▸ **Aim of the exercise**: Collect from the data below each line with "JSON".

*** Opening of Data for analysis ***

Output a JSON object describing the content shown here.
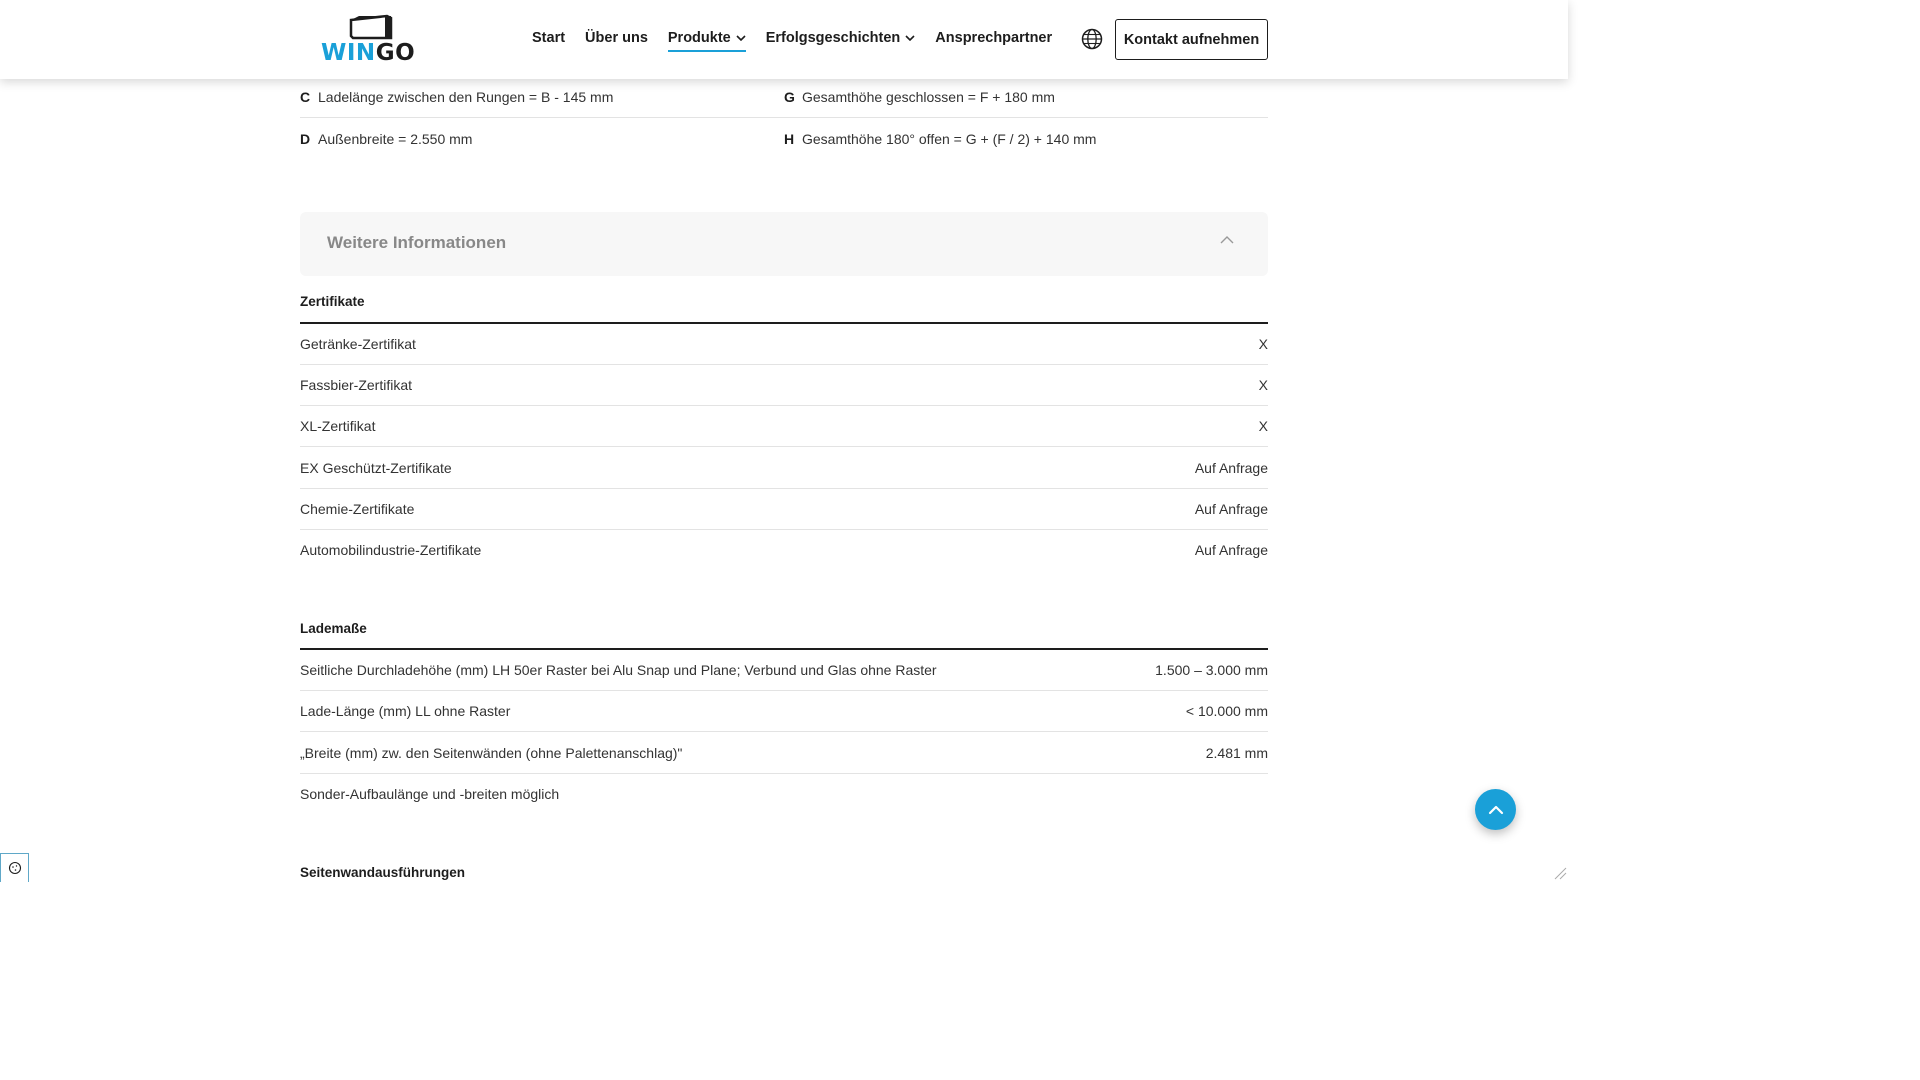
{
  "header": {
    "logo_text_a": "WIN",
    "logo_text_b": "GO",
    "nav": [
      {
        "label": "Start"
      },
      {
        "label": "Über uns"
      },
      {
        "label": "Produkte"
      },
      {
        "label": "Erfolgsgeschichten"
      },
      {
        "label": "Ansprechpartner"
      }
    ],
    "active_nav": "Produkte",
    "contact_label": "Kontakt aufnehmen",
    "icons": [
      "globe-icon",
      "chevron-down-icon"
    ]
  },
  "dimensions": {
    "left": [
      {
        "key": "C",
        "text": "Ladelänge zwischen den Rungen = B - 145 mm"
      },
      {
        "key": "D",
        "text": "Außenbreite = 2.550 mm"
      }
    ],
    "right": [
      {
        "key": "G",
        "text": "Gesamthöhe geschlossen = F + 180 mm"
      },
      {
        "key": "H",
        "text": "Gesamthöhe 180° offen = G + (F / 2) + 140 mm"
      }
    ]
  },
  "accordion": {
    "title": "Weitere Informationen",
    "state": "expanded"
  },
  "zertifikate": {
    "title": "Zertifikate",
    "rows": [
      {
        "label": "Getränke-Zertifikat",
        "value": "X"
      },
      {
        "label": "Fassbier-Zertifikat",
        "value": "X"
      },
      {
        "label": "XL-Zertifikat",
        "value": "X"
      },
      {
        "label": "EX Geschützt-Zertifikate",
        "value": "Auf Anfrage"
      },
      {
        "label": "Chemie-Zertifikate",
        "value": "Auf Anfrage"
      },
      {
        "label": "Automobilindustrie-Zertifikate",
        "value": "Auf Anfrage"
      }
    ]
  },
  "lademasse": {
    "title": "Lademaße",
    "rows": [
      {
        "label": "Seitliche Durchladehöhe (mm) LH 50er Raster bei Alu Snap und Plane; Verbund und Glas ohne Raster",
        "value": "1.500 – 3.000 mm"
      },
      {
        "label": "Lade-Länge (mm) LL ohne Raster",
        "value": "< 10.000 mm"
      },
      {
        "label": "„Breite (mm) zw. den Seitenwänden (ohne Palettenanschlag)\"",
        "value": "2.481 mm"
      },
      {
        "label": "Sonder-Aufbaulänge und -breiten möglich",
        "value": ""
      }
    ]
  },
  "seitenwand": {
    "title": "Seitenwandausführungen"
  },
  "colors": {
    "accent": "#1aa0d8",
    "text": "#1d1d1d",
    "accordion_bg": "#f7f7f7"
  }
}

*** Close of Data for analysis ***
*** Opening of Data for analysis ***

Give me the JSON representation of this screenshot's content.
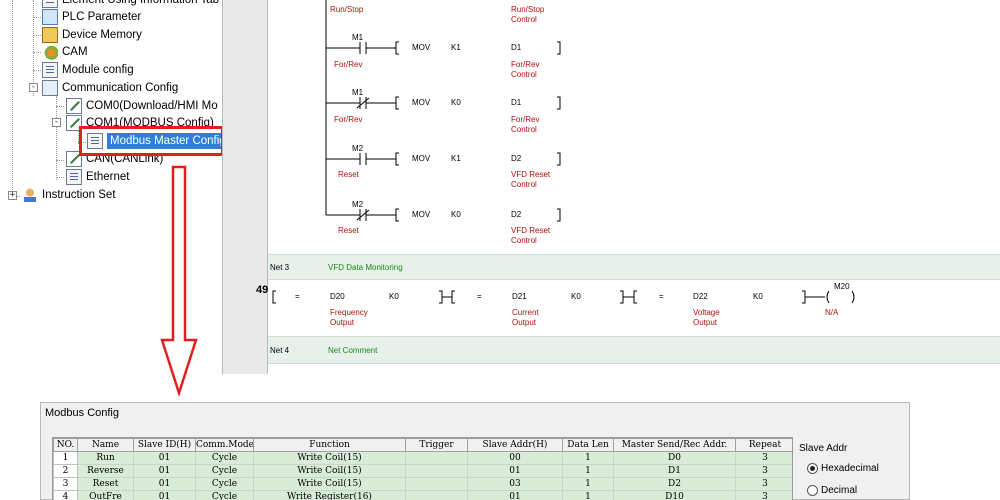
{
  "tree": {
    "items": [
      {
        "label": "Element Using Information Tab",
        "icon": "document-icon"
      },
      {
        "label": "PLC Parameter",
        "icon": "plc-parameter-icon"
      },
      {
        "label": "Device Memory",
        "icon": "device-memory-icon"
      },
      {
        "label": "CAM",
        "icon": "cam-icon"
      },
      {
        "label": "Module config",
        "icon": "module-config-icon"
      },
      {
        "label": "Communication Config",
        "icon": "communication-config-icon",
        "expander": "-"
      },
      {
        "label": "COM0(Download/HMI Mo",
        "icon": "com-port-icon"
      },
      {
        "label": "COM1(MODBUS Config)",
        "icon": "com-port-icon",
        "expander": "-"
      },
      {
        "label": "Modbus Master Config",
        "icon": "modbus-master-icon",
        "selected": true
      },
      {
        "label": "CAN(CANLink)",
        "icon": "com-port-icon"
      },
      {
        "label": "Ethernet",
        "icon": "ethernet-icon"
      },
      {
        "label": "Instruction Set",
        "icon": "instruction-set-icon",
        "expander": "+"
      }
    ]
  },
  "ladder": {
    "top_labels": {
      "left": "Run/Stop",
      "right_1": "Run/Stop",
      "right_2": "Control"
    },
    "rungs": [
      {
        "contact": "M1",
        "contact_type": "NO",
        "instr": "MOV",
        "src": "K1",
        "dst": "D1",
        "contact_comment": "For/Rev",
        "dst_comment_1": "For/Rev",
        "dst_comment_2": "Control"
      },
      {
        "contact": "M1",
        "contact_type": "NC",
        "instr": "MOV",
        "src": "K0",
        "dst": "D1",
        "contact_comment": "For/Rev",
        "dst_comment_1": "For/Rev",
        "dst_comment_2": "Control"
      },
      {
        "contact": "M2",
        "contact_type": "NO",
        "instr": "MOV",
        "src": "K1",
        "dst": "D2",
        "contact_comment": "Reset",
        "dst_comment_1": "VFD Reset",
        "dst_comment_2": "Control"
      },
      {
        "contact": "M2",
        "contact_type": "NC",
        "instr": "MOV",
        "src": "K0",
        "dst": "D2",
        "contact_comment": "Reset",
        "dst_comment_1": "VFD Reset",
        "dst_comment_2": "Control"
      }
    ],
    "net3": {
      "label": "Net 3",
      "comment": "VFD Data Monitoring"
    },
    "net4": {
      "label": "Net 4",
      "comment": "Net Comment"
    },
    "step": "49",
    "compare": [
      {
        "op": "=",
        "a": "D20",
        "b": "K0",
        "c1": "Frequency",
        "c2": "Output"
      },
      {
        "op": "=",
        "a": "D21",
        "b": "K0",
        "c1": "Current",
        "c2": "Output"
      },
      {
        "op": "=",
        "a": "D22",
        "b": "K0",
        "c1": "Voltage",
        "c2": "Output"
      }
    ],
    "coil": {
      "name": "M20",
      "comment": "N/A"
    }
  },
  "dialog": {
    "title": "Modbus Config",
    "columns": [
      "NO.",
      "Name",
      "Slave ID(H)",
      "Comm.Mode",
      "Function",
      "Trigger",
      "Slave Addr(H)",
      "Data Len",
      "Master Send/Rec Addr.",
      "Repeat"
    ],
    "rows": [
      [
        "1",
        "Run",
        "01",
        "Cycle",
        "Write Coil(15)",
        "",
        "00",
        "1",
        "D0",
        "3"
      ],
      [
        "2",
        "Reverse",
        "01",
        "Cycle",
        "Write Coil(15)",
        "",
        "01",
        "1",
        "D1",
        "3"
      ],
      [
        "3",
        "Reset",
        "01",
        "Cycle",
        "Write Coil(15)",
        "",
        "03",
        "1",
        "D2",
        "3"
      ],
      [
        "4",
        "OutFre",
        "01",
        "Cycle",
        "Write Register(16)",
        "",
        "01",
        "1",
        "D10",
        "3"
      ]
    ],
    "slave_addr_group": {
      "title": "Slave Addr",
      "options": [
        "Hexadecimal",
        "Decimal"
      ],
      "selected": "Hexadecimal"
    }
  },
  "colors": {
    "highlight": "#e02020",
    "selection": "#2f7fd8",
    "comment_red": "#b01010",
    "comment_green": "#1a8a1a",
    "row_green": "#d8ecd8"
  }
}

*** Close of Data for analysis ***
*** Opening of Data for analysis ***

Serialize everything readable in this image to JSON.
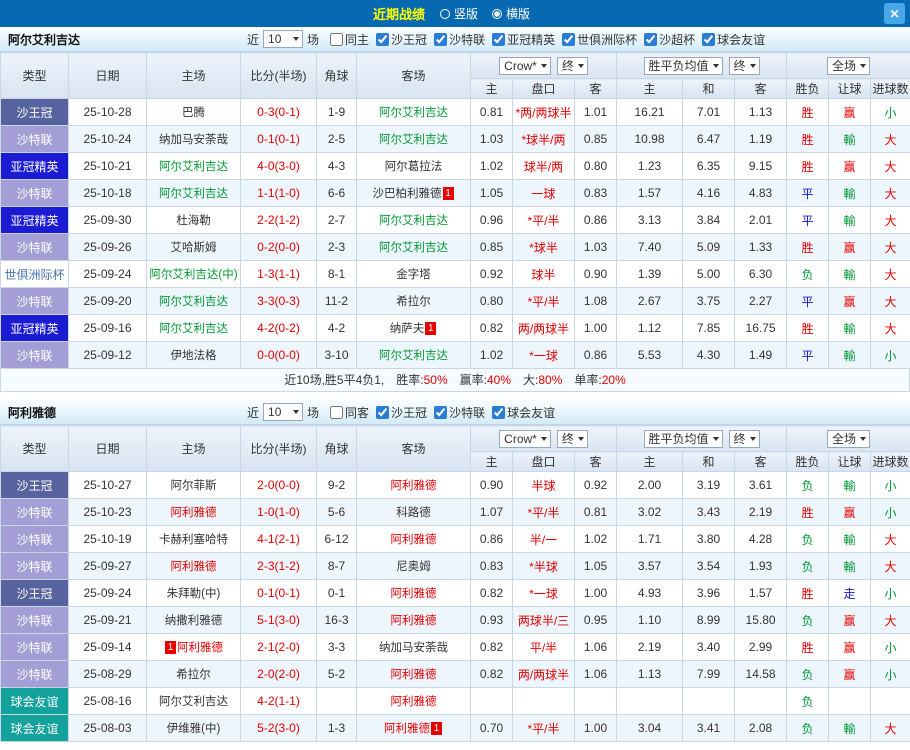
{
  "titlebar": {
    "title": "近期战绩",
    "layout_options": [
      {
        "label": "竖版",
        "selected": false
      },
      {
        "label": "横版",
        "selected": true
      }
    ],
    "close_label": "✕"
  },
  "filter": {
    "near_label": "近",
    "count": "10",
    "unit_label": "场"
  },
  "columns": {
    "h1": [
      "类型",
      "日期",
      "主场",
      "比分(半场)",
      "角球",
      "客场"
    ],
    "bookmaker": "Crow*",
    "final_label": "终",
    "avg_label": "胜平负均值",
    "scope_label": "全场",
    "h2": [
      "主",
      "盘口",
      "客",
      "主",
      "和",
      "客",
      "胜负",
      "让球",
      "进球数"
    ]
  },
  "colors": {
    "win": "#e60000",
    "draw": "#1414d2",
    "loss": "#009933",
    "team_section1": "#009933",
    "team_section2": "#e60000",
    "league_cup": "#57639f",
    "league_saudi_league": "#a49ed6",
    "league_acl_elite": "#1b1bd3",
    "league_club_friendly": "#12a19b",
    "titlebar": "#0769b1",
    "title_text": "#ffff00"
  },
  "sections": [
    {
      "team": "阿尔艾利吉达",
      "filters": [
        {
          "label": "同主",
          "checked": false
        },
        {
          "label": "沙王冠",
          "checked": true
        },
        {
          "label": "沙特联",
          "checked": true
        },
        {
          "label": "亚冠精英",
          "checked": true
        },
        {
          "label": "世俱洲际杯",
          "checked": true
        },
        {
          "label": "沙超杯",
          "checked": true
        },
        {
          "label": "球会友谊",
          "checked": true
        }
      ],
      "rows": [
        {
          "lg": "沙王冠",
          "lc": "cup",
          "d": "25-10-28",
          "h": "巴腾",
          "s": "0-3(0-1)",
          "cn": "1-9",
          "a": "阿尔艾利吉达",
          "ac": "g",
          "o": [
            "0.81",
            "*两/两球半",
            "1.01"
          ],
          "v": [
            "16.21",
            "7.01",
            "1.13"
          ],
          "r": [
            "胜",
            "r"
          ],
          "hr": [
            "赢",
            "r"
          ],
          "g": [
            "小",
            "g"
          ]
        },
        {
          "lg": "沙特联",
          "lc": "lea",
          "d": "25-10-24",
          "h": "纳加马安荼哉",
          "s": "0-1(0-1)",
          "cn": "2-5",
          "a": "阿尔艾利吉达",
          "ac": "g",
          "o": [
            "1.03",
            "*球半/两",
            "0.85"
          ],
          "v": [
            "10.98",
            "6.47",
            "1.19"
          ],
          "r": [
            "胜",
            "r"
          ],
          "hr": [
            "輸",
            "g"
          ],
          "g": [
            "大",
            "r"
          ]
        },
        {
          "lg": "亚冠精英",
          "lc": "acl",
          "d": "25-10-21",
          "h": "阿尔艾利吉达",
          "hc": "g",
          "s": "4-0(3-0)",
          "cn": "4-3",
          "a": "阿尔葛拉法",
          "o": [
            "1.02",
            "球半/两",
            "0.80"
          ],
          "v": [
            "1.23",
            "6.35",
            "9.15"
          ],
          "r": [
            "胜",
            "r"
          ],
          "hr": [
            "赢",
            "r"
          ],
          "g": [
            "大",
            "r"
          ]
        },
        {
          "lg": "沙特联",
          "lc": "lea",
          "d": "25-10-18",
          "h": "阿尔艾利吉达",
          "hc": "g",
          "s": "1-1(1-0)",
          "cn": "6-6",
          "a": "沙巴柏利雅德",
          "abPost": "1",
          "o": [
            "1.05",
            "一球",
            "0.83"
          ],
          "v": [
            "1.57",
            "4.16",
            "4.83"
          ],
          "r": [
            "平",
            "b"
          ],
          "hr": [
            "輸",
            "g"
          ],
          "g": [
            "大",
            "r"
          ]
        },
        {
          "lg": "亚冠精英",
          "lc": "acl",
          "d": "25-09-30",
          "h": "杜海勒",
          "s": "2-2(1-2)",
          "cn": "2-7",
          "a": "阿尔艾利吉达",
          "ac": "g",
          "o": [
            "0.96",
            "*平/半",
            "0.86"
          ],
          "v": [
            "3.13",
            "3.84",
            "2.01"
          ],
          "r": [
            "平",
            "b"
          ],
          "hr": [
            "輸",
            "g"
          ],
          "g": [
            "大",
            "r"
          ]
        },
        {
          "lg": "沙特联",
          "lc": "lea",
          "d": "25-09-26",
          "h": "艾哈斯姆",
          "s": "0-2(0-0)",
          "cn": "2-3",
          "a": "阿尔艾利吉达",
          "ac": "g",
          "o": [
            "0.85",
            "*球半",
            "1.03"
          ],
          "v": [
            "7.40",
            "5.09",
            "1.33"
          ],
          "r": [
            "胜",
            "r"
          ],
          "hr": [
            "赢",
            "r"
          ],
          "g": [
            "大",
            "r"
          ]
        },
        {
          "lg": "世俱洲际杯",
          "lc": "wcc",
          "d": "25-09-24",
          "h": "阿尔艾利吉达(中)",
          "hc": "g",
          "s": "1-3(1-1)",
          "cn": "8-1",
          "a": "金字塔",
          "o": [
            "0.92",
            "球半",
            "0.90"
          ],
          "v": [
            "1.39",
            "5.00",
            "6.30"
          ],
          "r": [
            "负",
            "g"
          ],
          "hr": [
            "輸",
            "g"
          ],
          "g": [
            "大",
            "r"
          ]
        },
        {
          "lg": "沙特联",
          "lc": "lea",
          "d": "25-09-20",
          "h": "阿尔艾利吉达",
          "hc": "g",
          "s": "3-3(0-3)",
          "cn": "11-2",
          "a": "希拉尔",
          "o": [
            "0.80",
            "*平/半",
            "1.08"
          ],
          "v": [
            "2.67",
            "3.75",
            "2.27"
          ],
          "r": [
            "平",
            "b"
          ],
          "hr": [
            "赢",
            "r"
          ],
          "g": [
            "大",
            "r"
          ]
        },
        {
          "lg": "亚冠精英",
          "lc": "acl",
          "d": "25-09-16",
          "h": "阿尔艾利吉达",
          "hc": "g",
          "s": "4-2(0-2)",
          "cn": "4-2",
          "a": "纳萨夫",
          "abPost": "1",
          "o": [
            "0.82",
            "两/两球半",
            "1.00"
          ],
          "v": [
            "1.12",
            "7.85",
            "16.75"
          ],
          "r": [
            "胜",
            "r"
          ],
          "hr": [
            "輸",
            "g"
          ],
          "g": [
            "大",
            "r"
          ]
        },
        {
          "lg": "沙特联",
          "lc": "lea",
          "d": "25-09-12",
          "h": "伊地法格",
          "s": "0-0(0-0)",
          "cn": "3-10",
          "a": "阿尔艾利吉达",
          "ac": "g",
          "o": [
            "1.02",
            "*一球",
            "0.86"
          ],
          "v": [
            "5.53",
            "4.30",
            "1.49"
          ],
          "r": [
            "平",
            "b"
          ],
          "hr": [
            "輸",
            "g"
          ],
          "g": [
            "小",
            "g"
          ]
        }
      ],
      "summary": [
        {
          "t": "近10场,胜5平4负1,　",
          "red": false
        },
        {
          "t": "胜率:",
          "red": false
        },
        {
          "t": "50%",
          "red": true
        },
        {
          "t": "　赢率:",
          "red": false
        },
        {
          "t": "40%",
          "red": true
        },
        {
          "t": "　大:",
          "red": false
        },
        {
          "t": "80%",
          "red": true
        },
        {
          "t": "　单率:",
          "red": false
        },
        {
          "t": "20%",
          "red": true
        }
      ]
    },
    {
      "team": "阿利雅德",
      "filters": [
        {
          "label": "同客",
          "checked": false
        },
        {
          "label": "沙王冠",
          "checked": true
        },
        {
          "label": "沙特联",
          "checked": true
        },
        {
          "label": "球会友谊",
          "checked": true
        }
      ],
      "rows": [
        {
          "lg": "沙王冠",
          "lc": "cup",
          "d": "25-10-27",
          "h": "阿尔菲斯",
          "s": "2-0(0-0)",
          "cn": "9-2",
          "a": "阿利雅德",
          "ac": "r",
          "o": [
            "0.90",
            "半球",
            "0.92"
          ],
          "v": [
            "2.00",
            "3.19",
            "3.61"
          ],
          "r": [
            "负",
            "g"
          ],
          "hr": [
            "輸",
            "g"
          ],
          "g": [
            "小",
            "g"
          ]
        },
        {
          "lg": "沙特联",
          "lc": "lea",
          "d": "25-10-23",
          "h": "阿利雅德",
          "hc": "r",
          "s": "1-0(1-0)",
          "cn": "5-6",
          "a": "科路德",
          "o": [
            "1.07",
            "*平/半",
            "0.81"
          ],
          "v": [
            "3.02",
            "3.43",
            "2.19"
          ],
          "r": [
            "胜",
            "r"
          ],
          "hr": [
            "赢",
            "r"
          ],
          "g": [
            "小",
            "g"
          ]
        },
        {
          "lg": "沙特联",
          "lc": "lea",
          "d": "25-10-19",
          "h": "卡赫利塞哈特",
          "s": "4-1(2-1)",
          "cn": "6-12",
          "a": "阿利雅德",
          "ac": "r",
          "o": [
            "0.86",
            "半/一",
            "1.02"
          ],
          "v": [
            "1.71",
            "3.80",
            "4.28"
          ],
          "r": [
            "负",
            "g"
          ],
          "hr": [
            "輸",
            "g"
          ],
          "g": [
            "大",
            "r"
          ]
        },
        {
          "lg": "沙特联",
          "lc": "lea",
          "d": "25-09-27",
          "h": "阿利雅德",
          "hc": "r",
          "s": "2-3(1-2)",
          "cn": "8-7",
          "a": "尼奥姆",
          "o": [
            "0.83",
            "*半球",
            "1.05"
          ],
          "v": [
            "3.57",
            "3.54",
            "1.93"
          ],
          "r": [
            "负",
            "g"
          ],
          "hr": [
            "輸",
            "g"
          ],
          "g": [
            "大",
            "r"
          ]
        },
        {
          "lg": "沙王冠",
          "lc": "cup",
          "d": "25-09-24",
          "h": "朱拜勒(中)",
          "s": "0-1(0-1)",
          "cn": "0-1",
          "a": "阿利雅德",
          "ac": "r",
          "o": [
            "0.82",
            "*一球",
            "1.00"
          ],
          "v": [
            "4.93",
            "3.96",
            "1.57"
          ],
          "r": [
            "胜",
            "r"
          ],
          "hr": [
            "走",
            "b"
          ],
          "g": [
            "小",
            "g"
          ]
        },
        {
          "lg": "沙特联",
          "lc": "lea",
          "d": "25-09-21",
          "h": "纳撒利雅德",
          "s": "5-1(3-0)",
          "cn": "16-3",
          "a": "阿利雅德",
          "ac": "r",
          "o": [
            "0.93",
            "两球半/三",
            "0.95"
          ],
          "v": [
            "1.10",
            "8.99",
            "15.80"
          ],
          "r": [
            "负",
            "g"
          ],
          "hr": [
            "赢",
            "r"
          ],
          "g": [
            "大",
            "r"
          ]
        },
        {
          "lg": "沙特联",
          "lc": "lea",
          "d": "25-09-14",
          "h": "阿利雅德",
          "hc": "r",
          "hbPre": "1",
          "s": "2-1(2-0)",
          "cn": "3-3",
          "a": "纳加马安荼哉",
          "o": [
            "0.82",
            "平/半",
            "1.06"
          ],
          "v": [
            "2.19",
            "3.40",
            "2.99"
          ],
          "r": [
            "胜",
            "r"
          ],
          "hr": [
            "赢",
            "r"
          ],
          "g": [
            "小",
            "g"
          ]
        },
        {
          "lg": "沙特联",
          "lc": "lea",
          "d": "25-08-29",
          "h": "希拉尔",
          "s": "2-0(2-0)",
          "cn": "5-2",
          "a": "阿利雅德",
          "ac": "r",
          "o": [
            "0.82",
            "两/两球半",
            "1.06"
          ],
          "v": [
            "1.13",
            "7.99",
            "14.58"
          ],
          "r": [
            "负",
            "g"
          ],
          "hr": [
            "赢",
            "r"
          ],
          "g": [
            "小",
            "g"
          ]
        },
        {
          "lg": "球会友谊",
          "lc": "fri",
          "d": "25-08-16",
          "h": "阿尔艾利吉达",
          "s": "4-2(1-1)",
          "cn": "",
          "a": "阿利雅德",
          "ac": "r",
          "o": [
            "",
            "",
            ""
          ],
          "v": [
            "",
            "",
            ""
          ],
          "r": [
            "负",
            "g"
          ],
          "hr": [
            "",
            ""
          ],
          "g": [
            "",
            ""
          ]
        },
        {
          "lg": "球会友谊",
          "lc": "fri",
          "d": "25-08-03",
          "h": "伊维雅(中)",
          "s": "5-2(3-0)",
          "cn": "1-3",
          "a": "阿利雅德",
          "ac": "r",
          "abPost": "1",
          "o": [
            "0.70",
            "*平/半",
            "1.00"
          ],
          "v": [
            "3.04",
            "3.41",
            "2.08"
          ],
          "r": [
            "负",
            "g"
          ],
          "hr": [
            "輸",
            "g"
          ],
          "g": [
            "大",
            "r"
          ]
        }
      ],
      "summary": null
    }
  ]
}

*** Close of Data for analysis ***

▸ **Answer to the exercise**:
Output a JSON object describing the content shown here.
Give me the JSON representation of this screenshot's content.
Serialize everything readable in this image to JSON.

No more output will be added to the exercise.